▶ [Work item]:
Copy out each line of the material in which the word "subtitle" appears.

▶ [Entries shown]:
========================================================================

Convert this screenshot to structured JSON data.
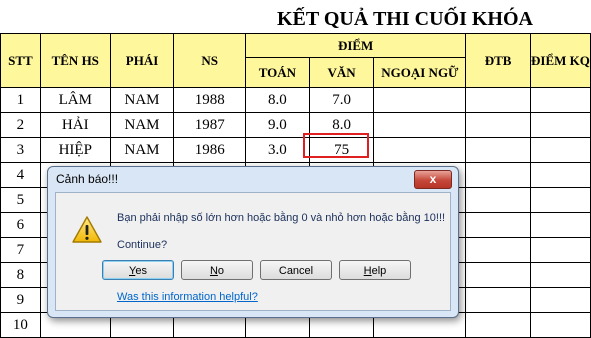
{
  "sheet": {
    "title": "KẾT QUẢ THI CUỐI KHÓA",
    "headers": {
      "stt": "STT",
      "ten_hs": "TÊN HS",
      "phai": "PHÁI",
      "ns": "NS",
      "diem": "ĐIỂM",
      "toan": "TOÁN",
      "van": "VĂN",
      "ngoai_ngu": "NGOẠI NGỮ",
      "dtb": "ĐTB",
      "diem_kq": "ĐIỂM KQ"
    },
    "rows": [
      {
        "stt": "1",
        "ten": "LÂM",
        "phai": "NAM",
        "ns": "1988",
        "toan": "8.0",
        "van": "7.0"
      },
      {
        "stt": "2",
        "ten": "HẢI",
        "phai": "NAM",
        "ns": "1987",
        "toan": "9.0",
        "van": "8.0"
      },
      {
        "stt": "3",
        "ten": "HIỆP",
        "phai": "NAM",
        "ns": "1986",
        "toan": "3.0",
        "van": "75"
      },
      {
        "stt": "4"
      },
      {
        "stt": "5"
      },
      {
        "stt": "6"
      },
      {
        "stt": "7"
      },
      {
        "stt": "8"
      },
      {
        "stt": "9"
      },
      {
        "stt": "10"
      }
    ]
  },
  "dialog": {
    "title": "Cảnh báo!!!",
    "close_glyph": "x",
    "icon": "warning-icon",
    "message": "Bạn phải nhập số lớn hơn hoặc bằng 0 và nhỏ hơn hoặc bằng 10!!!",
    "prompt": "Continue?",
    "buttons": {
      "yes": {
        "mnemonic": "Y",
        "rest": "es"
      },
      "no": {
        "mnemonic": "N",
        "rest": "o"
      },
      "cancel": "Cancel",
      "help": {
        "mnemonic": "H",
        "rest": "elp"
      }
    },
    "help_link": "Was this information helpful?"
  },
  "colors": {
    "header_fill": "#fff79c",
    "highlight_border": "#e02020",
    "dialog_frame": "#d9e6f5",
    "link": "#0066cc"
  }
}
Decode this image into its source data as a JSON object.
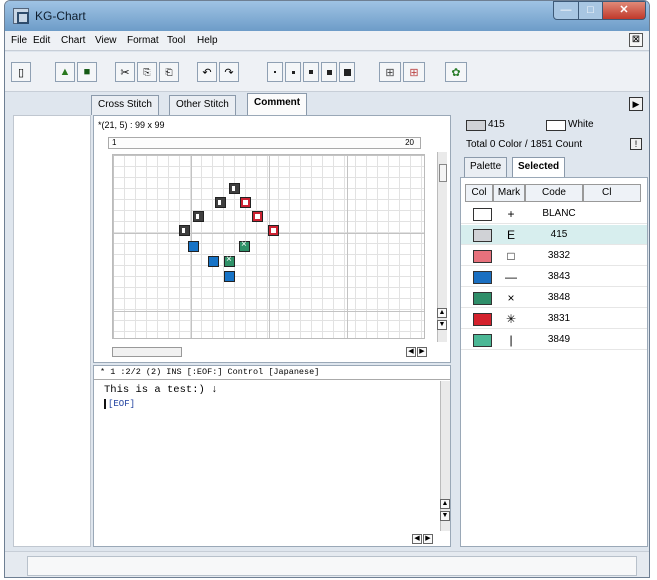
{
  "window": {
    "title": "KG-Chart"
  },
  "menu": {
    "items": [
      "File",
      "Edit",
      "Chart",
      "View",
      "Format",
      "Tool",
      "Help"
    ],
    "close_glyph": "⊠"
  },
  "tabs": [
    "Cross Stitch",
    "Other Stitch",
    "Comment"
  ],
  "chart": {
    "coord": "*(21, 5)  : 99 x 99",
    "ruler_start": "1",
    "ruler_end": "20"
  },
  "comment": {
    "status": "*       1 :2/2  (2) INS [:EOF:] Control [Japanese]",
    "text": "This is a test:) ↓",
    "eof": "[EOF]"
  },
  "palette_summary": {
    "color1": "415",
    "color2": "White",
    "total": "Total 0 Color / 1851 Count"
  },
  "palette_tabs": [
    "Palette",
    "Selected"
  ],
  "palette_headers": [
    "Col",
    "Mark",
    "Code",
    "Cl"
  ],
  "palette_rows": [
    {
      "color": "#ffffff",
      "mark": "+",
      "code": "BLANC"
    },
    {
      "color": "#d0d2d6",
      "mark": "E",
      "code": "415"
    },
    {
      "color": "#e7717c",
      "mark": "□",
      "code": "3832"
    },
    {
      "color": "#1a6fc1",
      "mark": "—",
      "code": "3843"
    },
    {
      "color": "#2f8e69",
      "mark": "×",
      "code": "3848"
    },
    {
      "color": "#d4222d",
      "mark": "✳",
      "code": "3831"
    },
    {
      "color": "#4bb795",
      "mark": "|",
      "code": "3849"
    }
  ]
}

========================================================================

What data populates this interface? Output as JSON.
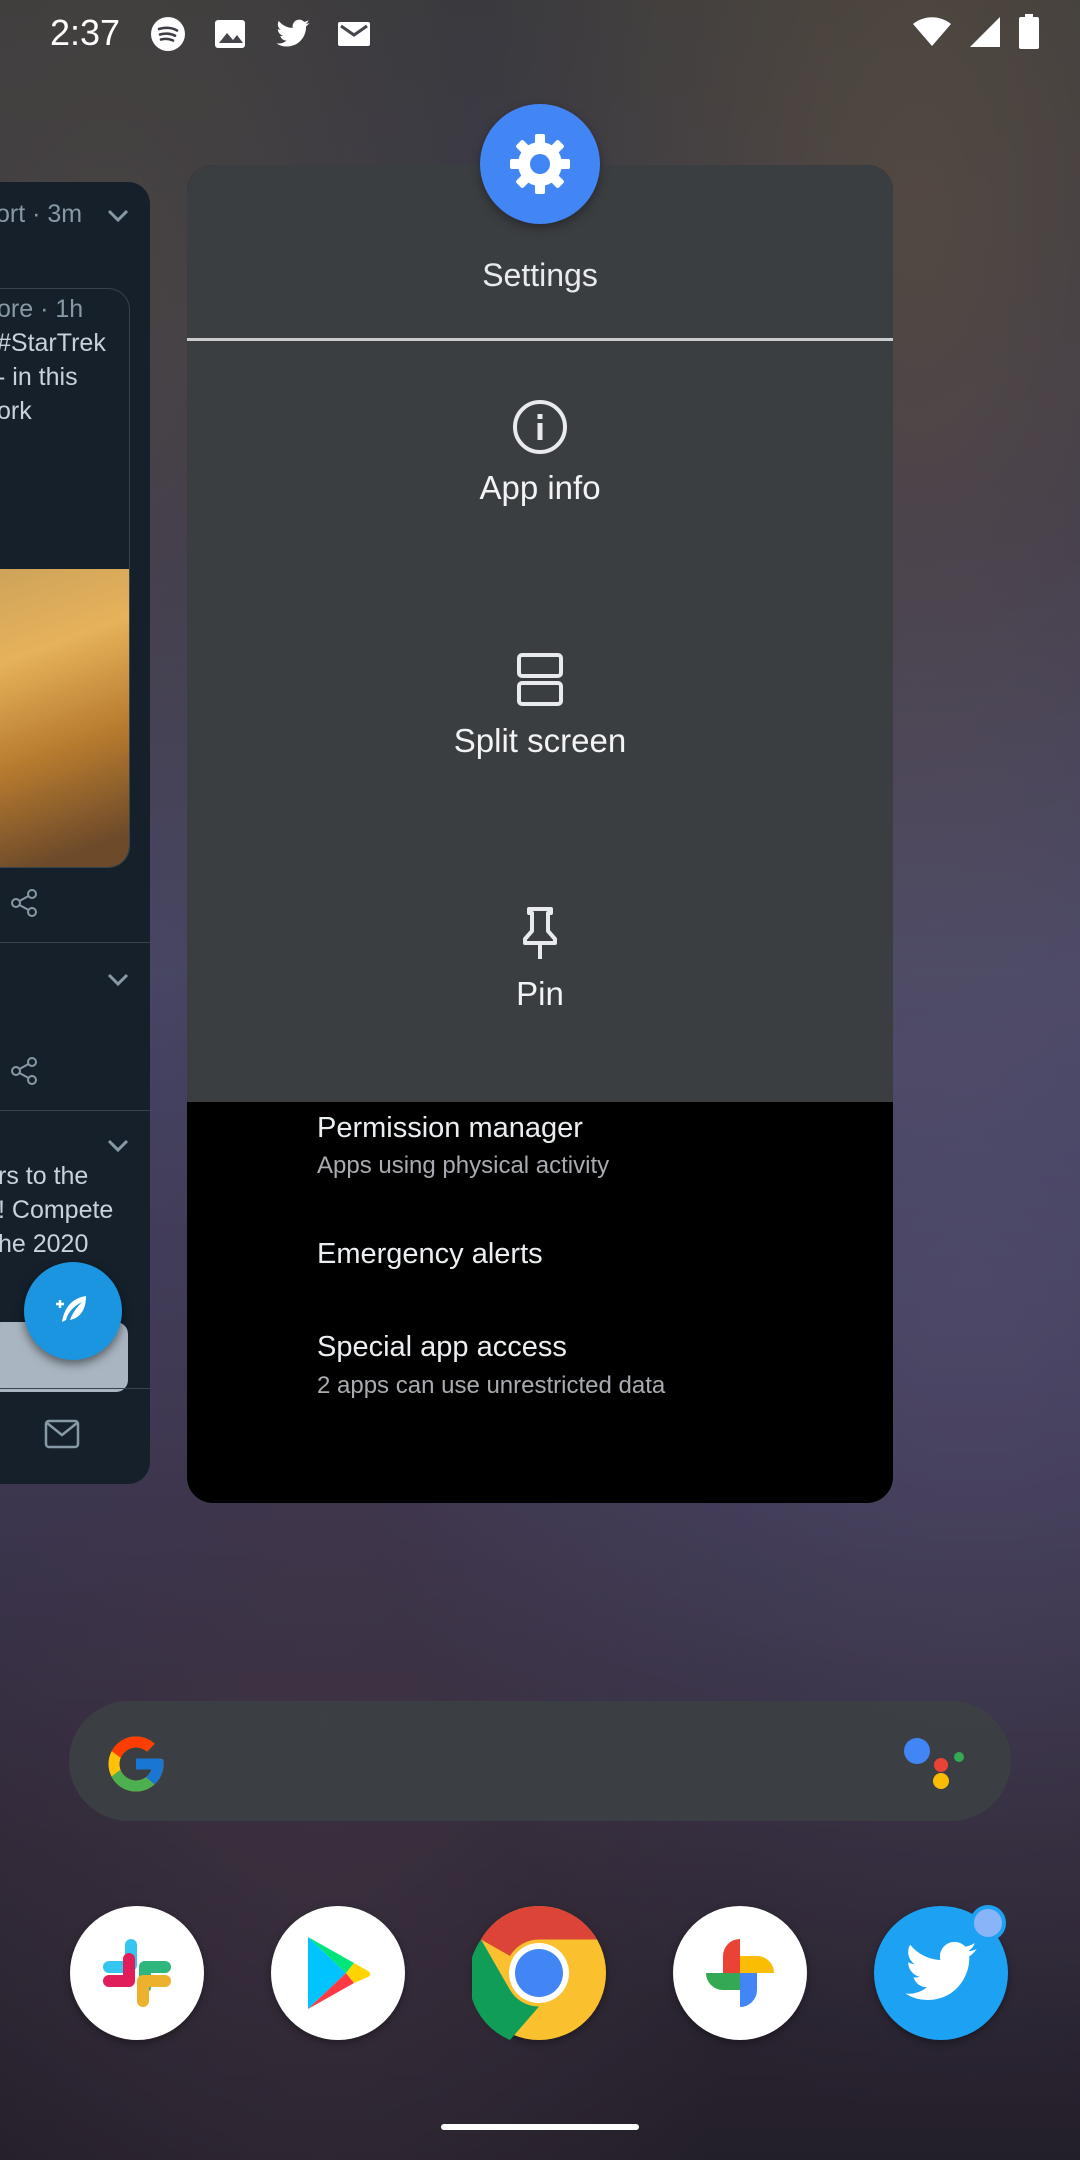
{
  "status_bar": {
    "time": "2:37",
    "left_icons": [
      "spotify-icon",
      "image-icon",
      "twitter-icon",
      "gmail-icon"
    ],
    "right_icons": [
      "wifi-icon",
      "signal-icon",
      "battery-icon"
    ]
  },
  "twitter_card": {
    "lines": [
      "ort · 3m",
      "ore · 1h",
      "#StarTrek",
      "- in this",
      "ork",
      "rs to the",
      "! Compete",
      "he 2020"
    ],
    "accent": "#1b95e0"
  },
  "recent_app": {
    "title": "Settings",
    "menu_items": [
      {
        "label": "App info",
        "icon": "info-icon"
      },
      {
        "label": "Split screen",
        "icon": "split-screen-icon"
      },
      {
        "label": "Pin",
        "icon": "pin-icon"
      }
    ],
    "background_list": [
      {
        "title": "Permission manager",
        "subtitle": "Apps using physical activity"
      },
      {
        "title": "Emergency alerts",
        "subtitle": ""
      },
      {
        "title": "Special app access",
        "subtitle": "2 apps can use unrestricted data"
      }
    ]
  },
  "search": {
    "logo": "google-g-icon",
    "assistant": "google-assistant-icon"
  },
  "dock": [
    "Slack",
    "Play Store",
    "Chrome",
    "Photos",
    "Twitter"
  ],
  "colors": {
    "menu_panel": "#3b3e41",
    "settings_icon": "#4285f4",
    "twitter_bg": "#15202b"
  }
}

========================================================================

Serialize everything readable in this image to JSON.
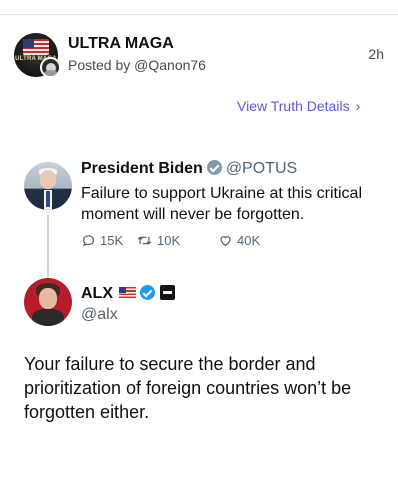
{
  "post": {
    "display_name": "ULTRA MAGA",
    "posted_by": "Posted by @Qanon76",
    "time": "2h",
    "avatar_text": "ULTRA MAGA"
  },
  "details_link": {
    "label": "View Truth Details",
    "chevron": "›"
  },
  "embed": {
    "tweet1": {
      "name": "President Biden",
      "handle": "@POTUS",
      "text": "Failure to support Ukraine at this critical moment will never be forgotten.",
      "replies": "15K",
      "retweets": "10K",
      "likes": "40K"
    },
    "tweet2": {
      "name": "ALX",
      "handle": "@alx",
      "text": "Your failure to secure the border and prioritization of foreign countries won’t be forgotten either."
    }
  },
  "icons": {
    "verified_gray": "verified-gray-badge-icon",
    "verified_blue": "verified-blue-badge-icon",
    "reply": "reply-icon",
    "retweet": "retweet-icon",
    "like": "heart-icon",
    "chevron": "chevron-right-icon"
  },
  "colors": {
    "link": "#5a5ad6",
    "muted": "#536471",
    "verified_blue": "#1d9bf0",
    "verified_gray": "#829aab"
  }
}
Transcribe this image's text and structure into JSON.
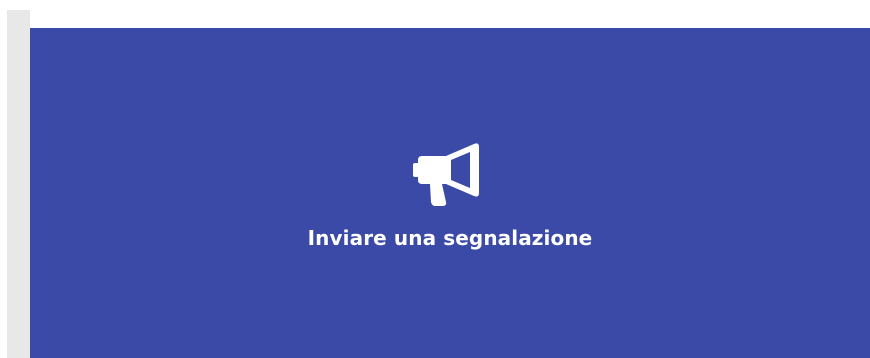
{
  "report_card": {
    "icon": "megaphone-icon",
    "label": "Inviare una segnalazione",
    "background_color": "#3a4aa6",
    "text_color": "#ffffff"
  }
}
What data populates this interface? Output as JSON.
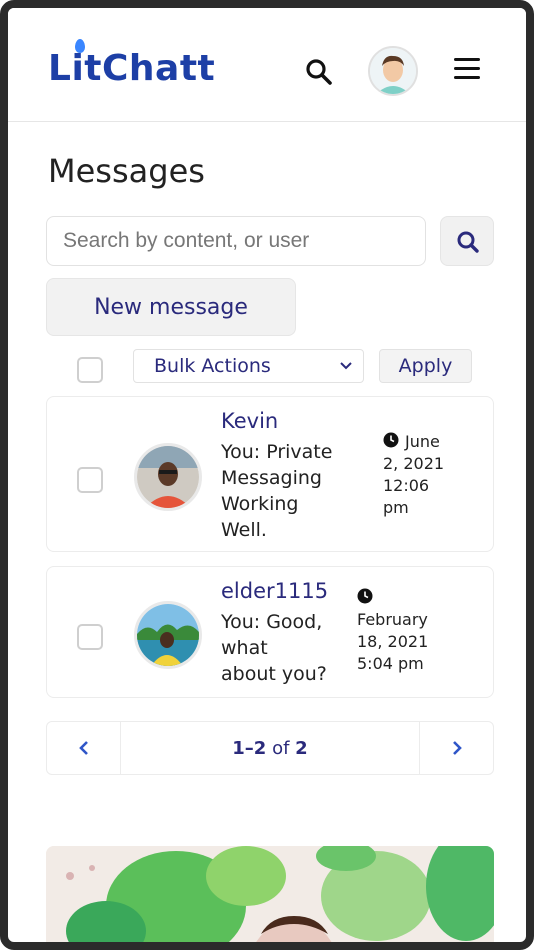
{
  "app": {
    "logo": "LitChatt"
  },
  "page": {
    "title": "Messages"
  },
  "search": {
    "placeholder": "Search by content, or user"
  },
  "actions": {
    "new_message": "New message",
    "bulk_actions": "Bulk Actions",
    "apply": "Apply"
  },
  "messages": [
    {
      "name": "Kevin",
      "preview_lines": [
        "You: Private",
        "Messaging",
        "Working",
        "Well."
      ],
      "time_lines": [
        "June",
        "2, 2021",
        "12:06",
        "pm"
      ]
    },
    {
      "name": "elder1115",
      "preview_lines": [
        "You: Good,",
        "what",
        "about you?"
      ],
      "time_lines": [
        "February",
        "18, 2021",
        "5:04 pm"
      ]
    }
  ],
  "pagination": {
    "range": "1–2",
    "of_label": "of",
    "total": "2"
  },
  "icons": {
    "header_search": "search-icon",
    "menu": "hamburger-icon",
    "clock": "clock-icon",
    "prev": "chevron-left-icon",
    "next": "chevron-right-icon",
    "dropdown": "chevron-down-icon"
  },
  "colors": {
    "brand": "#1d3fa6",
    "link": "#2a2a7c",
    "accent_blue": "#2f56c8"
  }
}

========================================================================

▶ [Output of the exercise]:
        "subtitle": "Apps using physical activity"
        "subtitle": ""
        "subtitle": "2 apps can use unrestricted data"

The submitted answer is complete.